In this week’s Queens Tribune, Len Maniace, First Vice President, Jackson Heights Beautification Group, deconstructs the Willets West development-just another one of those disgruntled and isolated gadflies who happens, unlike the editorialists at Crain’s, to truly understand what the city is trying to do over at the Iron Triangle:
“A s we approach a City Council vote expected for October, give the developers of a massive shopping mall project called Willets Point West credit for this: together they possess a fabulous imagination. They predict their project will lead to a revitalization reminiscent of 42nd Street. The mall proposed for the Citi Field parking lot will transform Willets Point into a destination, a magnet for shoppers who then will provide spillover benefits when they dine at the restaurants of Corona and Jackson Heights.
But how likely is that vision?

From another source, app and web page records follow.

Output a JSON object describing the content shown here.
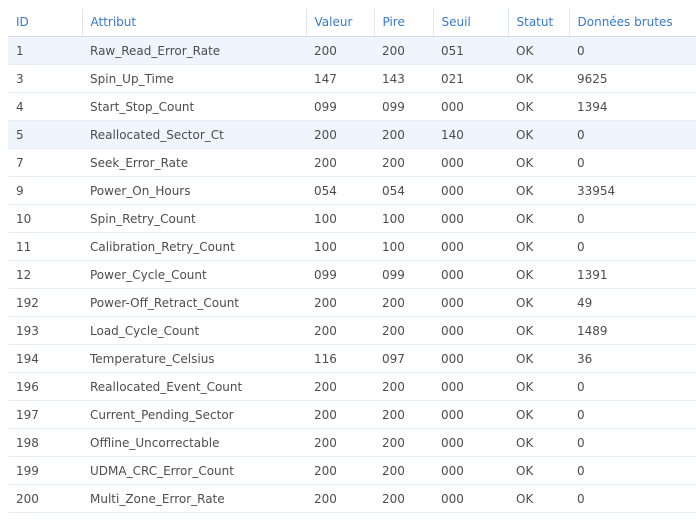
{
  "table": {
    "headers": {
      "id": "ID",
      "attribute": "Attribut",
      "value": "Valeur",
      "worst": "Pire",
      "threshold": "Seuil",
      "status": "Statut",
      "raw": "Données brutes"
    },
    "selected_row_index": 0,
    "highlighted_row_indices": [
      0,
      3
    ],
    "rows": [
      {
        "id": "1",
        "attribute": "Raw_Read_Error_Rate",
        "value": "200",
        "worst": "200",
        "threshold": "051",
        "status": "OK",
        "raw": "0"
      },
      {
        "id": "3",
        "attribute": "Spin_Up_Time",
        "value": "147",
        "worst": "143",
        "threshold": "021",
        "status": "OK",
        "raw": "9625"
      },
      {
        "id": "4",
        "attribute": "Start_Stop_Count",
        "value": "099",
        "worst": "099",
        "threshold": "000",
        "status": "OK",
        "raw": "1394"
      },
      {
        "id": "5",
        "attribute": "Reallocated_Sector_Ct",
        "value": "200",
        "worst": "200",
        "threshold": "140",
        "status": "OK",
        "raw": "0"
      },
      {
        "id": "7",
        "attribute": "Seek_Error_Rate",
        "value": "200",
        "worst": "200",
        "threshold": "000",
        "status": "OK",
        "raw": "0"
      },
      {
        "id": "9",
        "attribute": "Power_On_Hours",
        "value": "054",
        "worst": "054",
        "threshold": "000",
        "status": "OK",
        "raw": "33954"
      },
      {
        "id": "10",
        "attribute": "Spin_Retry_Count",
        "value": "100",
        "worst": "100",
        "threshold": "000",
        "status": "OK",
        "raw": "0"
      },
      {
        "id": "11",
        "attribute": "Calibration_Retry_Count",
        "value": "100",
        "worst": "100",
        "threshold": "000",
        "status": "OK",
        "raw": "0"
      },
      {
        "id": "12",
        "attribute": "Power_Cycle_Count",
        "value": "099",
        "worst": "099",
        "threshold": "000",
        "status": "OK",
        "raw": "1391"
      },
      {
        "id": "192",
        "attribute": "Power-Off_Retract_Count",
        "value": "200",
        "worst": "200",
        "threshold": "000",
        "status": "OK",
        "raw": "49"
      },
      {
        "id": "193",
        "attribute": "Load_Cycle_Count",
        "value": "200",
        "worst": "200",
        "threshold": "000",
        "status": "OK",
        "raw": "1489"
      },
      {
        "id": "194",
        "attribute": "Temperature_Celsius",
        "value": "116",
        "worst": "097",
        "threshold": "000",
        "status": "OK",
        "raw": "36"
      },
      {
        "id": "196",
        "attribute": "Reallocated_Event_Count",
        "value": "200",
        "worst": "200",
        "threshold": "000",
        "status": "OK",
        "raw": "0"
      },
      {
        "id": "197",
        "attribute": "Current_Pending_Sector",
        "value": "200",
        "worst": "200",
        "threshold": "000",
        "status": "OK",
        "raw": "0"
      },
      {
        "id": "198",
        "attribute": "Offline_Uncorrectable",
        "value": "200",
        "worst": "200",
        "threshold": "000",
        "status": "OK",
        "raw": "0"
      },
      {
        "id": "199",
        "attribute": "UDMA_CRC_Error_Count",
        "value": "200",
        "worst": "200",
        "threshold": "000",
        "status": "OK",
        "raw": "0"
      },
      {
        "id": "200",
        "attribute": "Multi_Zone_Error_Rate",
        "value": "200",
        "worst": "200",
        "threshold": "000",
        "status": "OK",
        "raw": "0"
      }
    ]
  },
  "colors": {
    "header_text": "#3a7ac8",
    "body_text": "#4d4d4d",
    "selected_row_bg": "#eef5fc"
  }
}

Not very on either point. That’s because the scheme presented by the developers is an anti-city plan that would result in more cars, congestion, air pollution, and wasted energy.”
Maniace understands just how grotesque a contradiction this development is to the Bloomberg sustainability vision:
“While Brooklyn, other parts of New York City, and indeed cities around the world look to sustainable, smart, transit-oriented growth, Queens is being served up a leftover dish of 1960s auto-dependent development. If a 1.4 million square foot shopping and entertainment center is going to be successful, it’s going to need a lot of people coming and going. That’s truckers transporting goods to be sold, sales people selling them and shoppers buying them – lots of shoppers.
How do the builders plan to move all these people – along with residents of the already approved 5,500 housing unit, also by Sterling Equities and Related Companies?”
As Clark Gable might have said, “Frankly, they don’t give a damn.” Certainly it will not be by mass transit:
“The nearby No. 7 train that stops at Citi Field is already overcrowded. At a City Hall public hearing earlier this month, the developers didn’t spend much time on transit improvements. Even minor improvements such as additional exits from the elevated station didn’t seem likely. “The Willets Point station is not a priority for the MTA,” one official told members of the City Council.”
And where will all of these shoppers come? We must by now be running out of those shoppers that EDC always claims are going to be diverted from leaving town to shop: “The developers should know better. Malls suck business out of nearby commercial areas, such as downtown Flushing. And it’s highly unlikely that mall shoppers would bypass the food court, cross over the Grand Central Parkway and search out restaurants in Corona and Jackson Heights. This is nothing like patrons at Lincoln Center strolling across Broadway to dine at Upper West Side eateries.”
In other words-much like everything that this administration has done over the past twelve years-this is a neighborhood small business disaster. A disaster that will bring Queens traffic to a gigantic stop:
“Instead, the developers are counting on road improvements, including new and hugely expensive highway ramps. That means more cars, congestion, air pollution, and wasted energy, not just in the immediate area, but also along nearby highways, which are also overcrowded.”
But Mr. Maniace is wrong here since there are no plans to build these ramps-and there may never be any. So the congestion he foresees is without any ramp mitigation and will be an unholy mess for local roads and highways.
If, as Crain’s alleges, this mall is a genuine linchpin for the future housing and other amenities, how is this future being monetized and assured? Why hasn’t the city forced the developers to put, let’s say, $200 million in escrow-a sum they will forfeit if the ramps and housing don’t get built. Why are all of the risks being borne by the tax payers? Haven’t we seen what has transpired already over at Hudson Yards?
In short, this development does little more than reward the Wilpons for engaging in an illegal lobbying scheme-a multi-billion dollar reward that should have been obviated by an indictment.